--- About this exercise ---
Among the entries below, find every line that contains the string "Delay", then copy it.
(Supplied records Opens)
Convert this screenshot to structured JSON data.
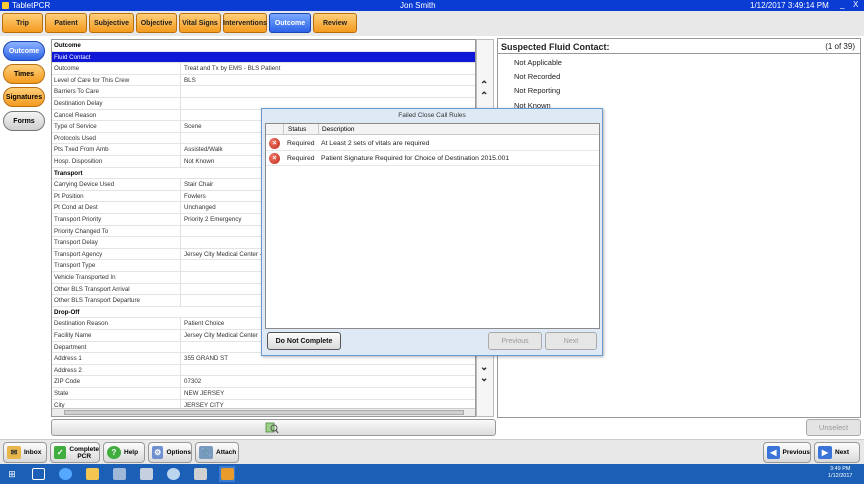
{
  "window": {
    "app_title": "TabletPCR",
    "user": "Jon Smith",
    "datetime": "1/12/2017 3:49:14 PM",
    "minimize": "_",
    "close": "X"
  },
  "tabs": [
    {
      "label": "Trip"
    },
    {
      "label": "Patient"
    },
    {
      "label": "Subjective"
    },
    {
      "label": "Objective"
    },
    {
      "label": "Vital Signs"
    },
    {
      "label": "Interventions"
    },
    {
      "label": "Outcome"
    },
    {
      "label": "Review"
    }
  ],
  "side_nav": [
    {
      "label": "Outcome"
    },
    {
      "label": "Times"
    },
    {
      "label": "Signatures"
    },
    {
      "label": "Forms"
    }
  ],
  "form_rows": [
    {
      "label": "Outcome",
      "value": ""
    },
    {
      "label": "Fluid Contact",
      "value": ""
    },
    {
      "label": "Outcome",
      "value": "Treat and Tx by EMS - BLS Patient"
    },
    {
      "label": "Level of Care for This Crew",
      "value": "BLS"
    },
    {
      "label": "Barriers To Care",
      "value": ""
    },
    {
      "label": "Destination Delay",
      "value": ""
    },
    {
      "label": "Cancel Reason",
      "value": ""
    },
    {
      "label": "Type of Service",
      "value": "Scene"
    },
    {
      "label": "Protocols Used",
      "value": ""
    },
    {
      "label": "Pts Txed From Amb",
      "value": "Assisted/Walk"
    },
    {
      "label": "Hosp. Disposition",
      "value": "Not Known"
    },
    {
      "label": "Transport",
      "value": ""
    },
    {
      "label": "Carrying Device Used",
      "value": "Stair Chair"
    },
    {
      "label": "Pt Position",
      "value": "Fowlers"
    },
    {
      "label": "Pt Cond at Dest",
      "value": "Unchanged"
    },
    {
      "label": "Transport Priority",
      "value": "Priority 2 Emergency"
    },
    {
      "label": "Priority Changed To",
      "value": ""
    },
    {
      "label": "Transport Delay",
      "value": ""
    },
    {
      "label": "Transport Agency",
      "value": "Jersey City Medical Center - "
    },
    {
      "label": "Transport Type",
      "value": ""
    },
    {
      "label": "Vehicle Transported In",
      "value": ""
    },
    {
      "label": "Other BLS Transport Arrival",
      "value": ""
    },
    {
      "label": "Other BLS Transport Departure",
      "value": ""
    },
    {
      "label": "Drop-Off",
      "value": ""
    },
    {
      "label": "Destination Reason",
      "value": "Patient Choice"
    },
    {
      "label": "Facility Name",
      "value": "Jersey City Medical Center"
    },
    {
      "label": "Department",
      "value": ""
    },
    {
      "label": "Address 1",
      "value": "355 GRAND ST"
    },
    {
      "label": "Address 2",
      "value": ""
    },
    {
      "label": "ZIP Code",
      "value": "07302"
    },
    {
      "label": "State",
      "value": "NEW JERSEY"
    },
    {
      "label": "City",
      "value": "JERSEY CITY"
    }
  ],
  "right_panel": {
    "title": "Suspected Fluid Contact:",
    "count": "(1 of 39)",
    "items": [
      "Not Applicable",
      "Not Recorded",
      "Not Reporting",
      "Not Known"
    ],
    "unselect": "Unselect"
  },
  "dialog": {
    "title": "Failed Close Call Rules",
    "col_status": "Status",
    "col_description": "Description",
    "rows": [
      {
        "status": "Required",
        "description": "At Least 2 sets of vitals are required"
      },
      {
        "status": "Required",
        "description": "Patient Signature Required for Choice of Destination 2015.001"
      }
    ],
    "do_not_complete": "Do Not Complete",
    "previous": "Previous",
    "next": "Next"
  },
  "toolbar": {
    "inbox": "Inbox",
    "complete_1": "Complete",
    "complete_2": "PCR",
    "help": "Help",
    "options": "Options",
    "attach": "Attach",
    "previous": "Previous",
    "next": "Next"
  },
  "taskbar": {
    "time": "3:49 PM",
    "date": "1/12/2017"
  },
  "colors": {
    "title_blue": "#0a3cd4",
    "tab_orange": "#f39a1e",
    "tab_active_blue": "#2c63e8",
    "selected_row": "#1018d8",
    "error_red": "#c0281a",
    "taskbar": "#1c5fb6"
  }
}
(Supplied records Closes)
--- Result of the task ---
      "label": "Destination Delay",
      "label": "Transport Delay",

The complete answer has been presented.